Exercise instructions: How many lines in these records include the string "name"? Reply with that number alone.

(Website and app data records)
====
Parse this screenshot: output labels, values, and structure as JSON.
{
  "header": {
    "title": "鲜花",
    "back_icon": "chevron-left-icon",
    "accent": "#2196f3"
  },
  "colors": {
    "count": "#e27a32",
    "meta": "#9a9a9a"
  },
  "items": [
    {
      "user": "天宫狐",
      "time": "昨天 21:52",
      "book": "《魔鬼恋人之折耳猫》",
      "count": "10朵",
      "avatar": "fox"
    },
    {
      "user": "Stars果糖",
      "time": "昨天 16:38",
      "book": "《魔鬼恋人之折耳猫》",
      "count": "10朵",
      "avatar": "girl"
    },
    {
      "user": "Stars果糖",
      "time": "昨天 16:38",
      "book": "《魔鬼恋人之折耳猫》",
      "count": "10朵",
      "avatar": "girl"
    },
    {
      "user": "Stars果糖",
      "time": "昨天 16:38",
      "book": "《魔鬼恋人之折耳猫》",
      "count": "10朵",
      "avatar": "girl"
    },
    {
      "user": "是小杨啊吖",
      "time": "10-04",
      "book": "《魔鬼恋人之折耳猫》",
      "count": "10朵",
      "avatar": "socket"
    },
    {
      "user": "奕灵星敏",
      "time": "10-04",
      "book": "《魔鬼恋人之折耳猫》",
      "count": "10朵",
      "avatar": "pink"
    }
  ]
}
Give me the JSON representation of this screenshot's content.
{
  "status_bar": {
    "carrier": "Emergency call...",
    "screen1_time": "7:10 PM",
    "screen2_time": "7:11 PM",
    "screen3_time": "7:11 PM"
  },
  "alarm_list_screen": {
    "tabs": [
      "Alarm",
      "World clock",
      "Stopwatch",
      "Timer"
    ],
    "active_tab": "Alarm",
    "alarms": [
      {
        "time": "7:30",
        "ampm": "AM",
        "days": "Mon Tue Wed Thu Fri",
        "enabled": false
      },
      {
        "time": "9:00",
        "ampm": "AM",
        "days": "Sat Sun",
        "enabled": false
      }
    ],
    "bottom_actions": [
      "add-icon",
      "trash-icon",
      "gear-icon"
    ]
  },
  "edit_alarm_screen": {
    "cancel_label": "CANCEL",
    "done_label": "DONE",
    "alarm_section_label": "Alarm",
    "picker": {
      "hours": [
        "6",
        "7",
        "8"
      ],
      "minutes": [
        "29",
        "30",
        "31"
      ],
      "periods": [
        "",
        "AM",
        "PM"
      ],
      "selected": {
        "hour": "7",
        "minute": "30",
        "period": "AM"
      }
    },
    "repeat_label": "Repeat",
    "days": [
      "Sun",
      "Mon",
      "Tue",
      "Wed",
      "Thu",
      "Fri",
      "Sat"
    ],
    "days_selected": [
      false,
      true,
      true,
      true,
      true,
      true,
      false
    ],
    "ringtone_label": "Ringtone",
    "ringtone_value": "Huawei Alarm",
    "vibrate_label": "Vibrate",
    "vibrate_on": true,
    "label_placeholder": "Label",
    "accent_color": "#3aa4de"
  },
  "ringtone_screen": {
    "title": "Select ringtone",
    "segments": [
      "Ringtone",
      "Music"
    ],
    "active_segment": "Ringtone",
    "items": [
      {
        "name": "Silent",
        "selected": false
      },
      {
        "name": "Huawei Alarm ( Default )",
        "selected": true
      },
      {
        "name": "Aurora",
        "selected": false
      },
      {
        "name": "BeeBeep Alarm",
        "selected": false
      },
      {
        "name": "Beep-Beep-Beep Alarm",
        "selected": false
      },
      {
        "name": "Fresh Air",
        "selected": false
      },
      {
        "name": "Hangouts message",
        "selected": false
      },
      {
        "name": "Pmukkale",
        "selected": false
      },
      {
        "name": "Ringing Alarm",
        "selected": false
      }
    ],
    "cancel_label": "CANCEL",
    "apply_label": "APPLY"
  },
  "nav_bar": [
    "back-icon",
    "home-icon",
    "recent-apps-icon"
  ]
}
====
Response box: 9